**GIVEN DATA:**
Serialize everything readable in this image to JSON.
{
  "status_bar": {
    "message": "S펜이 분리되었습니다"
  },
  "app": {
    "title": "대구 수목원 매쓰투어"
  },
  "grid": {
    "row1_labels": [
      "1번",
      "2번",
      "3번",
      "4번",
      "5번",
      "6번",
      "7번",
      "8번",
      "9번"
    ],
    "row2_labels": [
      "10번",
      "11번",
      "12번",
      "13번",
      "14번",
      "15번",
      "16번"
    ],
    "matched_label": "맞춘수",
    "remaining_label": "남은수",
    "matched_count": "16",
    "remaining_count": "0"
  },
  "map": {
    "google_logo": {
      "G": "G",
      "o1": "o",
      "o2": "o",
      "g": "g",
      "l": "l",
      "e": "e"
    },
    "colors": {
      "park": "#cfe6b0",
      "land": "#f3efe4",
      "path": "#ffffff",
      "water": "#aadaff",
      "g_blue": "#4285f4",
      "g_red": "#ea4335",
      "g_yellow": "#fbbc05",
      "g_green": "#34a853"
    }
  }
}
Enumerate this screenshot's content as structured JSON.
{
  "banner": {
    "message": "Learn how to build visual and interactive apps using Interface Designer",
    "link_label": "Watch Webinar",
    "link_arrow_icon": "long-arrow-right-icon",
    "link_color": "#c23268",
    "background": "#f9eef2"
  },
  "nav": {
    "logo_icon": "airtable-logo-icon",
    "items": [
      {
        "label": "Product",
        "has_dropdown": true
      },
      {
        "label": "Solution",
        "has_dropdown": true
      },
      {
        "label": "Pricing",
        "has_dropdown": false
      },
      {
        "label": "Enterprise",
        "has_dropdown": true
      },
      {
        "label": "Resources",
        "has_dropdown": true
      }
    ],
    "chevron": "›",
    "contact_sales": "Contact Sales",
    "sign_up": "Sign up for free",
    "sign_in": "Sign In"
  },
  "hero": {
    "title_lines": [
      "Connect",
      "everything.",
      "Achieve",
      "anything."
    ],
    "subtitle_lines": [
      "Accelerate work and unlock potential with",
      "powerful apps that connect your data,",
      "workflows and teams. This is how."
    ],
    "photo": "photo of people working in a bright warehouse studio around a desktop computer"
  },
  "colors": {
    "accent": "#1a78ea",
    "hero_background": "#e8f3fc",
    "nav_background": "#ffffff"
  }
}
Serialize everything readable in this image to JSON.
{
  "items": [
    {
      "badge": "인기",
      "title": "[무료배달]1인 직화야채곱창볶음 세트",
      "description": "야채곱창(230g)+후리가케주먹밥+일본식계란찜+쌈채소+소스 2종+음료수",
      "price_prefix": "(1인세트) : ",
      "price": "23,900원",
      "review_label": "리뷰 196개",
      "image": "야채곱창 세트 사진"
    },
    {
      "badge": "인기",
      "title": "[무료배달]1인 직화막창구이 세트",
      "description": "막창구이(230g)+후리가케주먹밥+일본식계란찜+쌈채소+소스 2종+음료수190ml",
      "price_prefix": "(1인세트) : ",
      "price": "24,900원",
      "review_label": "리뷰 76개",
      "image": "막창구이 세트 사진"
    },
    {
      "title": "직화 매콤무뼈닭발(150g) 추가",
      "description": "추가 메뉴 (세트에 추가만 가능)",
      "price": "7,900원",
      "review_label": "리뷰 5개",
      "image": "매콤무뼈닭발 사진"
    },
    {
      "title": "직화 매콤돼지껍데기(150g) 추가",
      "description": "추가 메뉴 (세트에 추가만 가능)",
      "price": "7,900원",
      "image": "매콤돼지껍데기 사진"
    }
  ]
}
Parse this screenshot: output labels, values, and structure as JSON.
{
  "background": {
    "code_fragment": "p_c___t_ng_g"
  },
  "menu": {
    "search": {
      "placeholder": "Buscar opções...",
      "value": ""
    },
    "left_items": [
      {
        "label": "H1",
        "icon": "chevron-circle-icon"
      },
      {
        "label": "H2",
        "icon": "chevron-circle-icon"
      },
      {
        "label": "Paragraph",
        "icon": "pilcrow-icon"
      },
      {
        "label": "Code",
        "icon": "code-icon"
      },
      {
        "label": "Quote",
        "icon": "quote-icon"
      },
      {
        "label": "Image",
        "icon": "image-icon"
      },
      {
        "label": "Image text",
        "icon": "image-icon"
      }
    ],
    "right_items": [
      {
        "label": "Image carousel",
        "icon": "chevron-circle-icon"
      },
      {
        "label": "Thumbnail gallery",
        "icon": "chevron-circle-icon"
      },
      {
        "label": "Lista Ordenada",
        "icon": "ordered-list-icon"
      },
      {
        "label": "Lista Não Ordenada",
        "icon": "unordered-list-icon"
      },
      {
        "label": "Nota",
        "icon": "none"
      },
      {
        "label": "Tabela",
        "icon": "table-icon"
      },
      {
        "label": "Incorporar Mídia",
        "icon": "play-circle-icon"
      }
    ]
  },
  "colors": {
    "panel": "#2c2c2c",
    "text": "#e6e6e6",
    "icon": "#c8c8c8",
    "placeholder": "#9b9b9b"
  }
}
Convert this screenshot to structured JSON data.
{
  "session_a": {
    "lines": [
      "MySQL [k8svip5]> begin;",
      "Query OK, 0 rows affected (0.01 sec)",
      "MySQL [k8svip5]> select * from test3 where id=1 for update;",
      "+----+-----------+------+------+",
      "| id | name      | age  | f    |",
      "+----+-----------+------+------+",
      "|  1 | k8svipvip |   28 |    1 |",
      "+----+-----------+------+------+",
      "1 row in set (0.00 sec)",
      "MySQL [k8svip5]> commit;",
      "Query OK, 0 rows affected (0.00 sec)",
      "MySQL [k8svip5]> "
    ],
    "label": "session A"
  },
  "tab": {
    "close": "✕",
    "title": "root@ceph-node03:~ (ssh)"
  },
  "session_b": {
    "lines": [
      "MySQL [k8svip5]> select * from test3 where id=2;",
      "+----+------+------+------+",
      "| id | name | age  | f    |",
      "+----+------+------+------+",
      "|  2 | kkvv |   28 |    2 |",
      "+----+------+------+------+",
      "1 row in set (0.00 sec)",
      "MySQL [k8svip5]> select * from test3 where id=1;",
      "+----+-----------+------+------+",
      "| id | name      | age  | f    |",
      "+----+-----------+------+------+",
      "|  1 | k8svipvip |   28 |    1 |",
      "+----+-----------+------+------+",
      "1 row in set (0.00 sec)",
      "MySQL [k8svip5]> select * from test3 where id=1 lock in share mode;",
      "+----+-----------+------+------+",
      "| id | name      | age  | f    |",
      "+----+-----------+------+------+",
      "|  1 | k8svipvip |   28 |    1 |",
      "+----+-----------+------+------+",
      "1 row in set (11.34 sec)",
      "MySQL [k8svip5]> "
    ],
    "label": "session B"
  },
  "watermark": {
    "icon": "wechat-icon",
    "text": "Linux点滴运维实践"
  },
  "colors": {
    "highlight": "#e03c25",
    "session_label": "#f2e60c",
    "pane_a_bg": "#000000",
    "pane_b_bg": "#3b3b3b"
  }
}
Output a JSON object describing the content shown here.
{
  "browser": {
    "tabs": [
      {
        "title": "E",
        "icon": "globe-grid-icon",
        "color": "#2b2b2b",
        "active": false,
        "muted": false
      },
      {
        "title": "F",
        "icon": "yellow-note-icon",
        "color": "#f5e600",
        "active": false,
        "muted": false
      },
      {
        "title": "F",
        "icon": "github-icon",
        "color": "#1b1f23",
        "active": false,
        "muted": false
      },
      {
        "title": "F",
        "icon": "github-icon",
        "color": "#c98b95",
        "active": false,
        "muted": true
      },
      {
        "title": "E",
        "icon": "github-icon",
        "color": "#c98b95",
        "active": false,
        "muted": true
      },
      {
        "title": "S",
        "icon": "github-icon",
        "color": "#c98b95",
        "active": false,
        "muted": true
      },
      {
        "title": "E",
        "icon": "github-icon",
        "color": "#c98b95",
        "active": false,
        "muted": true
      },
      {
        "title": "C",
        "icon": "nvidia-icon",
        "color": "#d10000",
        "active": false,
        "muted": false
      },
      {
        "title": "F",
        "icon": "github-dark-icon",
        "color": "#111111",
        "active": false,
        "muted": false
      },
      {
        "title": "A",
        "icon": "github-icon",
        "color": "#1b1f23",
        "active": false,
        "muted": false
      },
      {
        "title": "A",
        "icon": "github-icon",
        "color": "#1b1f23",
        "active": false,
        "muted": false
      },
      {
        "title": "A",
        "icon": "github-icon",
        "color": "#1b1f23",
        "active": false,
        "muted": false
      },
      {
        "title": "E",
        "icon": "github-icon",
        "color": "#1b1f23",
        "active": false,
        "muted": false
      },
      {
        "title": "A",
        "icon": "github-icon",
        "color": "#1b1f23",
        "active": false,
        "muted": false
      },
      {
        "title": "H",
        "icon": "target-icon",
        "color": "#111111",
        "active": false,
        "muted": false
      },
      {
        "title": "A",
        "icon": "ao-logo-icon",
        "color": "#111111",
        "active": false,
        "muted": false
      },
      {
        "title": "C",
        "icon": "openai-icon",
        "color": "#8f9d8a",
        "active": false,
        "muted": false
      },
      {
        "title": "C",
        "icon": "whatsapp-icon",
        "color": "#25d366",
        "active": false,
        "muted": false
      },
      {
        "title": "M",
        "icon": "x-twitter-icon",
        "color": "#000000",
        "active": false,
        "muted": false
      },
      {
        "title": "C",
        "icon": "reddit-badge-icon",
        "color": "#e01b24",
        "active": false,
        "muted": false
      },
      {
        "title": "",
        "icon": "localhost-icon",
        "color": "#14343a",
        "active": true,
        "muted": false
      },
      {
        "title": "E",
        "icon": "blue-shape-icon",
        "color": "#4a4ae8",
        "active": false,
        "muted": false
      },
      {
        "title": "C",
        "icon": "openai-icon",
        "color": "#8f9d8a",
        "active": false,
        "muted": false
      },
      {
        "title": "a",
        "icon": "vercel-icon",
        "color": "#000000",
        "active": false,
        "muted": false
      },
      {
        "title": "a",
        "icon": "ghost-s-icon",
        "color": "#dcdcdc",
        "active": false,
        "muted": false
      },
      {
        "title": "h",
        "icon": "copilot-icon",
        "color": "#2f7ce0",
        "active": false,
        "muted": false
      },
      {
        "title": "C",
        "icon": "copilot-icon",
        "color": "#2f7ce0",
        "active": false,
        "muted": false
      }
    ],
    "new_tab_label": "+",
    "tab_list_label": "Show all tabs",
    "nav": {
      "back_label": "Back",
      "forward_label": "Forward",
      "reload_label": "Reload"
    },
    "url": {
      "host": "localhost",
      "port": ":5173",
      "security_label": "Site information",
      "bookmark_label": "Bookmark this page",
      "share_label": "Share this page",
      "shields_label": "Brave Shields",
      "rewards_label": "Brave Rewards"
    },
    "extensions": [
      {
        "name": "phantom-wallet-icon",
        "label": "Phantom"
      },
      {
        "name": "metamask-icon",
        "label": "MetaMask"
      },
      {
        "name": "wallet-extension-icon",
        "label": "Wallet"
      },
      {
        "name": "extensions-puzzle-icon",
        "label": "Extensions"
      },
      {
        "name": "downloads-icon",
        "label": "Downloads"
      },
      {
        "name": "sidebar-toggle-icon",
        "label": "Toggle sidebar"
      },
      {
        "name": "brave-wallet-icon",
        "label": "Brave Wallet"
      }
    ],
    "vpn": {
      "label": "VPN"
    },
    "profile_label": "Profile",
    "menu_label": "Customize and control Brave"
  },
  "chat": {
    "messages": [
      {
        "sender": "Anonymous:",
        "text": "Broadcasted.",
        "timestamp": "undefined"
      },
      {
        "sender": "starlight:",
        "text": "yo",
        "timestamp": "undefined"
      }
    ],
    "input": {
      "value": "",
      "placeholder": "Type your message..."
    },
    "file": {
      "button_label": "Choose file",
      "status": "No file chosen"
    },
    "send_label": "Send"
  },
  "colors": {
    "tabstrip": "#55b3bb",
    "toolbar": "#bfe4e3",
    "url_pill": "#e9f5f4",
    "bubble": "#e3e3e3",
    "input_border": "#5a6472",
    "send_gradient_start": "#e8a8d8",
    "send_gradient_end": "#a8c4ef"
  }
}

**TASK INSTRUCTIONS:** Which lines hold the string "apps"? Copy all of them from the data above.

**RESPONSE BOX:**
    "message": "Learn how to build visual and interactive apps using Interface Designer",
      "powerful apps that connect your data,",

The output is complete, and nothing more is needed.